> Your assignment: This task calls for copying every line of the records that includes the word "object".

[Data records for software interfaces]

━━━

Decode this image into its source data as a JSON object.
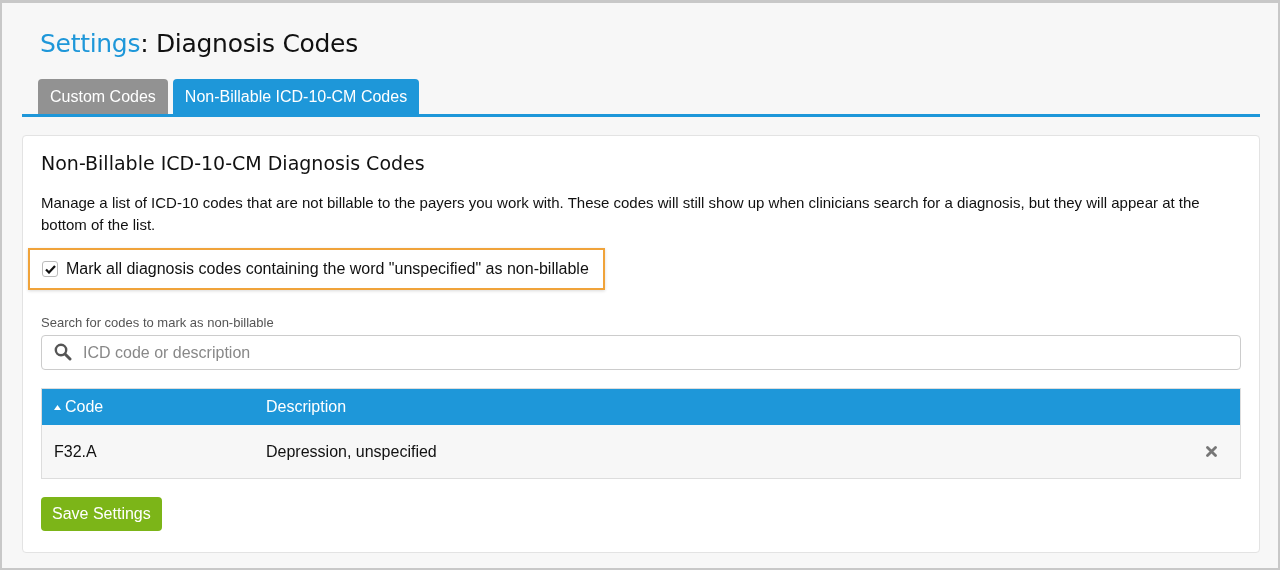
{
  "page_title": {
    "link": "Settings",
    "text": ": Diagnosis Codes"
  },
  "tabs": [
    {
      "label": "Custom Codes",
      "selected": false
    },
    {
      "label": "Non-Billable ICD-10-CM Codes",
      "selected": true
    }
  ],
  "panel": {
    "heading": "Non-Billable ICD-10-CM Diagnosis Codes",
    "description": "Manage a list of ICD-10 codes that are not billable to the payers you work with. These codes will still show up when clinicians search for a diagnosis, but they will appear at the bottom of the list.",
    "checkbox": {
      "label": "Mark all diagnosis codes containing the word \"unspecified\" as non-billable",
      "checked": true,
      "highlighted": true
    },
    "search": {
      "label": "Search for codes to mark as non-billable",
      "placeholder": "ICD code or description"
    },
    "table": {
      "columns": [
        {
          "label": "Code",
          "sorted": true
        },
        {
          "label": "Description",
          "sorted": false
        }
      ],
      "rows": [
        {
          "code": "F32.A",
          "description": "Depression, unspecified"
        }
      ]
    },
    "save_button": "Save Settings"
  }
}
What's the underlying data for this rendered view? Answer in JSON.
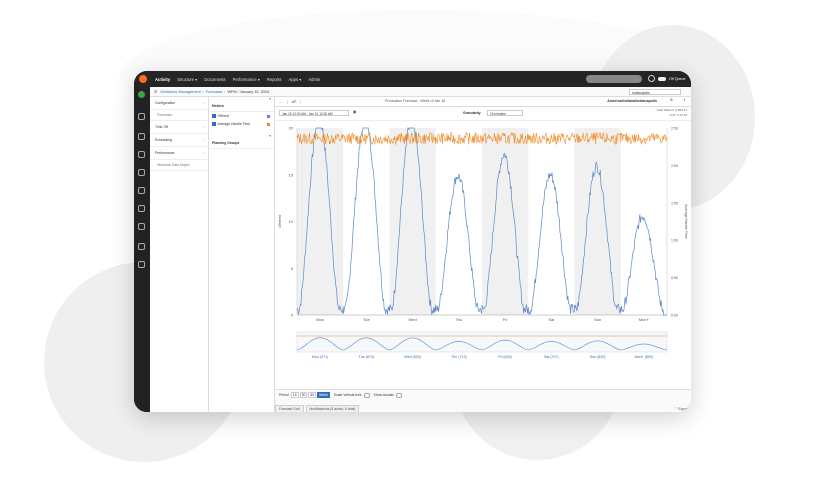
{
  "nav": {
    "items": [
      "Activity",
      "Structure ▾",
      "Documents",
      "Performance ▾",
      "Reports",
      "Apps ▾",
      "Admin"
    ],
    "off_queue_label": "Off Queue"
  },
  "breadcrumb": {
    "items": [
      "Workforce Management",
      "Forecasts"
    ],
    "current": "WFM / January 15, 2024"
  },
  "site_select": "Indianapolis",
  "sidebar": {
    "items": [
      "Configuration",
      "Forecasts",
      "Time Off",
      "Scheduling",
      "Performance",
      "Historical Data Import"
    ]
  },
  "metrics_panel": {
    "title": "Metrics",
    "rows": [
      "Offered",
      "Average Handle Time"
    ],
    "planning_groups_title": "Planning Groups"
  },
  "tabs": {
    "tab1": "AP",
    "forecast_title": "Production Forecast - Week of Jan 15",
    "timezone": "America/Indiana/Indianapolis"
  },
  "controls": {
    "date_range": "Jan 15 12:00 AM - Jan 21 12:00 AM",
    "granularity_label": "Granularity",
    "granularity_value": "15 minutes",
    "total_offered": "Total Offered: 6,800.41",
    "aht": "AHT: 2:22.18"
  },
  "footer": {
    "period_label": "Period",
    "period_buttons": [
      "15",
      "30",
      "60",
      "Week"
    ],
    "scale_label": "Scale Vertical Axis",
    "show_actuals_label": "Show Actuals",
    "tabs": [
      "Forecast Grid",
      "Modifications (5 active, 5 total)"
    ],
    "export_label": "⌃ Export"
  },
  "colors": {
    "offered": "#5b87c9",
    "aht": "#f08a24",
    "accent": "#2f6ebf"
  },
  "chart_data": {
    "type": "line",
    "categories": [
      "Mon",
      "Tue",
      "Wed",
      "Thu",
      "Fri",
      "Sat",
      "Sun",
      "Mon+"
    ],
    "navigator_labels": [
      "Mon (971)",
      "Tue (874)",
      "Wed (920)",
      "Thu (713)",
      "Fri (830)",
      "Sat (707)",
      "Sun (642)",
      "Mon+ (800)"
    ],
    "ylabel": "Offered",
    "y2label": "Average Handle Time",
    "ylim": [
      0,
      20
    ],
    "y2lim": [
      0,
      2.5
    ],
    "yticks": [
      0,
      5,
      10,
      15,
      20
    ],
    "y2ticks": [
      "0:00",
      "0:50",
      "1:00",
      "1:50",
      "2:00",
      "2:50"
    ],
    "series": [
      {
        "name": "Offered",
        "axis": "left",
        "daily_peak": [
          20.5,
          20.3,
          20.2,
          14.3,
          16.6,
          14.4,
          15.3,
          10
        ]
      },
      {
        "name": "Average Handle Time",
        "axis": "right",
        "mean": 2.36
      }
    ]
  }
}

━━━

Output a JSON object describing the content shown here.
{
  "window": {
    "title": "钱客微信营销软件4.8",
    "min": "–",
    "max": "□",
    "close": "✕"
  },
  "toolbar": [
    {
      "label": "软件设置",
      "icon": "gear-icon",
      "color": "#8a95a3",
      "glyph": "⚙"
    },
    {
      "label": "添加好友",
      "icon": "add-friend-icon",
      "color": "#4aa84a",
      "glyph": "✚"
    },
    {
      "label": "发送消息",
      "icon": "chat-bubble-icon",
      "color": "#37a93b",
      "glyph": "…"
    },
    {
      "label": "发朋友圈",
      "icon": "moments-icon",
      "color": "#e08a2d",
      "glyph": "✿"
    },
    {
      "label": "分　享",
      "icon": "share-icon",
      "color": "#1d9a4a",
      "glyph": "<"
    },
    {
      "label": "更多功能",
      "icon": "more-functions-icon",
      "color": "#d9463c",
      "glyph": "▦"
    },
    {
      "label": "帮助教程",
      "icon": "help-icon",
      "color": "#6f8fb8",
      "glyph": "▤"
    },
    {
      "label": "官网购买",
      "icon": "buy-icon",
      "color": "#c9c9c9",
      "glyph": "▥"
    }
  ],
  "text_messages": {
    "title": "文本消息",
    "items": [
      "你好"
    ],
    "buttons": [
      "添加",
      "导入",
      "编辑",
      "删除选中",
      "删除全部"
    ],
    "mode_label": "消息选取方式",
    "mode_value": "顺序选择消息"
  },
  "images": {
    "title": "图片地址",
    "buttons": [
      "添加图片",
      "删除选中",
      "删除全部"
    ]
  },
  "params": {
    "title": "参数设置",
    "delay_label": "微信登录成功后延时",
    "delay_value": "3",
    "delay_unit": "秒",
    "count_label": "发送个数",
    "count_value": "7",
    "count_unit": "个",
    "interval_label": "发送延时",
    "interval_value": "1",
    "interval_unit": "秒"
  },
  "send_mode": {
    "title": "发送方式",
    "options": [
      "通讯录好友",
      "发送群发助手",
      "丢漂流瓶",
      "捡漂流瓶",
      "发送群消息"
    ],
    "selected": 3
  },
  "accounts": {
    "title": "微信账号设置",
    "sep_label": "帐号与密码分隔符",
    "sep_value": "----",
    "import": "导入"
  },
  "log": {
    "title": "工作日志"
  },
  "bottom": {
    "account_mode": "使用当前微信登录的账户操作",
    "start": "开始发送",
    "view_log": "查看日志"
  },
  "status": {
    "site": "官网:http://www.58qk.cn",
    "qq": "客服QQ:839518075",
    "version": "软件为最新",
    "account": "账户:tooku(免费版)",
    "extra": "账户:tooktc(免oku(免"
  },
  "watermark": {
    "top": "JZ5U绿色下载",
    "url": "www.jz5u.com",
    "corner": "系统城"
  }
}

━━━

> Response to the task:
Decode this image into its source data as a JSON object.
Output a JSON object describing the content shown here.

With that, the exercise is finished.